_TO DO_
Return the lines below in which the string "document" occurs.

_EXTRACTED DATA_
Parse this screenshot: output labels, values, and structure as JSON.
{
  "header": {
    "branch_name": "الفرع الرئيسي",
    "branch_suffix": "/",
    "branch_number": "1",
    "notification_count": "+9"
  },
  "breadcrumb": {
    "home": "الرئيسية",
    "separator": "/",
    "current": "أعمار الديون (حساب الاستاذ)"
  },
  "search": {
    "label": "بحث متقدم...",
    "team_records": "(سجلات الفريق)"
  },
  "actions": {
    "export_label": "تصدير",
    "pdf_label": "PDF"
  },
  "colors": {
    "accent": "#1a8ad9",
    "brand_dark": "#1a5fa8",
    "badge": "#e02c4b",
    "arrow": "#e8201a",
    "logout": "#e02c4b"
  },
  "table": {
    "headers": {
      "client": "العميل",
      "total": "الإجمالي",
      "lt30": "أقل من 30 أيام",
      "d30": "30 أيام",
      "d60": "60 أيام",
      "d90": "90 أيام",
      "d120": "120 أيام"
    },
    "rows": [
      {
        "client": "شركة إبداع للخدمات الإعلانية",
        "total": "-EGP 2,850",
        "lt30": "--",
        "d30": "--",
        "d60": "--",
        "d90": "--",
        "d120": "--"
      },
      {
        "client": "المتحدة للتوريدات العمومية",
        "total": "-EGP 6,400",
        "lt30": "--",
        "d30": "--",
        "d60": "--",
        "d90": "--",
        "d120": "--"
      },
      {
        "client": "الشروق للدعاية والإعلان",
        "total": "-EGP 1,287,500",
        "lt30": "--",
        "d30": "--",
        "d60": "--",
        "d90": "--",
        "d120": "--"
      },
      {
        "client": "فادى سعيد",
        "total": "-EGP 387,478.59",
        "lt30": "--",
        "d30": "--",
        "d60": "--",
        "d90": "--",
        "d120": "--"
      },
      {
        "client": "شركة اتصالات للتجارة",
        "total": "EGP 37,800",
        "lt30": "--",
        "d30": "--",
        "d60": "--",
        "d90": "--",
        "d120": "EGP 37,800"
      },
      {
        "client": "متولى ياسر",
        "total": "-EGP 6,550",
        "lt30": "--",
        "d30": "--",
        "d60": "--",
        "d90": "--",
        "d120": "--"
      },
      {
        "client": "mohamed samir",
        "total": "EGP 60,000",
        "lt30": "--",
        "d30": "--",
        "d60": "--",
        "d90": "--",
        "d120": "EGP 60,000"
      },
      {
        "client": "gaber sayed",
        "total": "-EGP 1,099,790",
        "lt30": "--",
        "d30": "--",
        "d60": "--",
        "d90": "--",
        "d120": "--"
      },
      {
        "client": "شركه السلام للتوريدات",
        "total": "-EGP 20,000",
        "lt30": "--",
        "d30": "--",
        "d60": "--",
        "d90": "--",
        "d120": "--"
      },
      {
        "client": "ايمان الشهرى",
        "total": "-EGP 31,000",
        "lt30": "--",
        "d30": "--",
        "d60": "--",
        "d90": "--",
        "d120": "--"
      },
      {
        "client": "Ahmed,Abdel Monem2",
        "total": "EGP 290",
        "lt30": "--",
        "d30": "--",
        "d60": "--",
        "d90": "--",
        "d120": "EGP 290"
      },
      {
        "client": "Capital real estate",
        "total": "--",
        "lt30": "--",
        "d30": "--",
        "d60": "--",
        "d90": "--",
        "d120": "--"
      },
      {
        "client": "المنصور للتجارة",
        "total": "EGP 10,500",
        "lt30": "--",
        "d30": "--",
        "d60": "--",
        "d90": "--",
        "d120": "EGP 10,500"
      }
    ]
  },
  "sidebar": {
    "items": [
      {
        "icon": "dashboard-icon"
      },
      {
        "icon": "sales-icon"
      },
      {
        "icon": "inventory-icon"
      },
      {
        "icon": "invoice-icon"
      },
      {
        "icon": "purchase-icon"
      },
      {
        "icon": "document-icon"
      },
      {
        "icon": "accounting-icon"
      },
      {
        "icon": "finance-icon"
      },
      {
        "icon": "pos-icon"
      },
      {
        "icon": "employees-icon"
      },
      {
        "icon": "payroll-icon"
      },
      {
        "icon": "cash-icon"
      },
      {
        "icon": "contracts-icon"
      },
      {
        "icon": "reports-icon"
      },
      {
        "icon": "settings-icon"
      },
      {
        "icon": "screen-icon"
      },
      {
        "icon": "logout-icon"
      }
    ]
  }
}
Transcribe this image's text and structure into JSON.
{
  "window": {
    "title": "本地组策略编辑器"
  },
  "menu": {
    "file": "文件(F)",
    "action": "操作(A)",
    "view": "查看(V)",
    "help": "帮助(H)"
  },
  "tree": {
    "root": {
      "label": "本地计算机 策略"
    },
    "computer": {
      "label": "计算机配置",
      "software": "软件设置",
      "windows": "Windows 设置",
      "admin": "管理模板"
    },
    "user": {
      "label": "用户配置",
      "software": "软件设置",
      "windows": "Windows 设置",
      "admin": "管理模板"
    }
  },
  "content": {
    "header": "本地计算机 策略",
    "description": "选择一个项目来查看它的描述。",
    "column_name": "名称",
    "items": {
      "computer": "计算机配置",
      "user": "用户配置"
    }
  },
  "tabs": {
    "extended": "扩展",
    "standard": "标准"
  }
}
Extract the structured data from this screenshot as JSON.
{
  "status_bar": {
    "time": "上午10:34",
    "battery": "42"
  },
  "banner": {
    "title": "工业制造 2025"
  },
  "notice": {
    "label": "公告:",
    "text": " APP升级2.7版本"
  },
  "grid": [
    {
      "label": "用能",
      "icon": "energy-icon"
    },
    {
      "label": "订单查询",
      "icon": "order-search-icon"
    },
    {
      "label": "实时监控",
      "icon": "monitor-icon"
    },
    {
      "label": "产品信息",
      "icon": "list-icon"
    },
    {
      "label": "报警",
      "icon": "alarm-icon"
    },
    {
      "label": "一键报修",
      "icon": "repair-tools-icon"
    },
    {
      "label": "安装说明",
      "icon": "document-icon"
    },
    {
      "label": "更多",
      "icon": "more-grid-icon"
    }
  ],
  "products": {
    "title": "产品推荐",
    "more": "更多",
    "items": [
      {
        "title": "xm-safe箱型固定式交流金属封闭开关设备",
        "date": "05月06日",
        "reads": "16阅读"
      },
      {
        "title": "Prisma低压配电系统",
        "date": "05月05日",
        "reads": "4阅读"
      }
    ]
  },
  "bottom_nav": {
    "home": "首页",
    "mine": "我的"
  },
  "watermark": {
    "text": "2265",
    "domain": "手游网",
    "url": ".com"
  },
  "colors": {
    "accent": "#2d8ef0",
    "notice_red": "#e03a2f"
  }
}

_ANSWER TO THIS EXERCISE_
        "icon": "document-icon"
      "icon": "document-icon"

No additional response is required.